“Liquidity as an Investment Style,” by Roger G. Ibbotson, Zhiwu Chen, Daniel Y.-J. Kim, and Wendy Y. Hu, was selected as the best article in the prestigious Graham and Dodd Awards, a CFA Institute program honoring the top Financial Analysts Journal articles each year. The article, published in the May/June 2013 issue of the FAJ, finds that liquidity is an important indicator of long-run returns. The authors suggest that liquidity be included in future asset price studies as an investment factor or style. Making their case, the authors find that the returns on liquidity are economically meaningful and sufficiently different from those of other styles. Furthermore, they find that a stock’s liquidity is relatively stable over time, with changes in liquidity associated with changes in valuation.
Rodney N. Sullivan, CFA, editor of the FAJ, commented: “I am pleased that the FAJ Advisory Council and Editorial Board chose to honor this article with the top Graham and Dodd Award. Despite extensive evidence confirming that less liquid stocks outperform more liquid stocks over time, liquidity has rarely been treated as a control in cross-sectional studies of stock returns.

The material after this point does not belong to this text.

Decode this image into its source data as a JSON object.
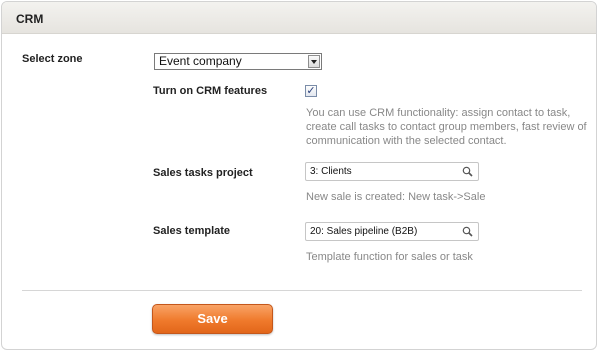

The authors provide a compelling case for including liquidity as an additional control in cross-sectional studies of stock returns.”
The FAJ Advisory Council and Editorial Board also awarded five Graham and Dodd Scroll Awards to recognize additional outstanding articles published last year:
- “Do (Some) University Endowments Earn Alpha?,” by Brad M. Barber and Guojun Wang (September/October 2013): The authors analyzed the returns earned by US educational endowments using style attribution models and found no evidence that manager selection, market timing, and tactical asset allocation generate alpha.
- “The Golden Dilemma,” by Claude B. Erb, CFA, and Campbell R. Harvey (July/August 2013): The authors explore the dilemma that faces investors: The real price of gold is historically very high and may revert to the mean, but if prominent emerging markets increase their gold holdings, the real price of gold may rise even further from today’s elevated levels.
- “Shedding Light on ‘Invisible’ Costs: Trading Costs and Mutual Fund Performance,” by Roger Edelen, Richard Evans, and Gregory Kadlec (January/February 2013): Using portfolio holdings and transaction data, the authors found that funds’ annual trading costs are, on average, higher than their expense ratio and negatively affect performance.
- “Active Share and Mutual Fund Performance,” by Antti Petajisto (July/August 2013): Using Active Share and tracking error, the author sorted all-equity mutual funds into various categories of active management. The most active stock pickers outperformed their benchmark indices even after fees, whereas closet indexers underperformed.
- “The Arithmetic of Investment Expenses,” by William F. Sharpe (March/April 2013): The author offers methods for calculating relative terminal wealth levels for those investing in funds with different expense ratios.
This year’s Best Perspectives Award for the timeliest and most thought-provoking opinion article was given to Robert J. Shiller for his piece “Capitalism and Financial Innovation,” which appeared in the January/February 2013 issue.
The Readers’ Choice Award was also given to Erb and Harvey for their article, “The Golden Dilemma.”
The FAJ is published six times a year by CFA Institute, the global association of more than 120,000 investment professionals. The journal advances the knowledge and understanding of the practice of investment management through the publication of high-quality, practitioner-relevant research.
The award-winning articles may be accessed online at no cost via http://www.cfapubs.org/.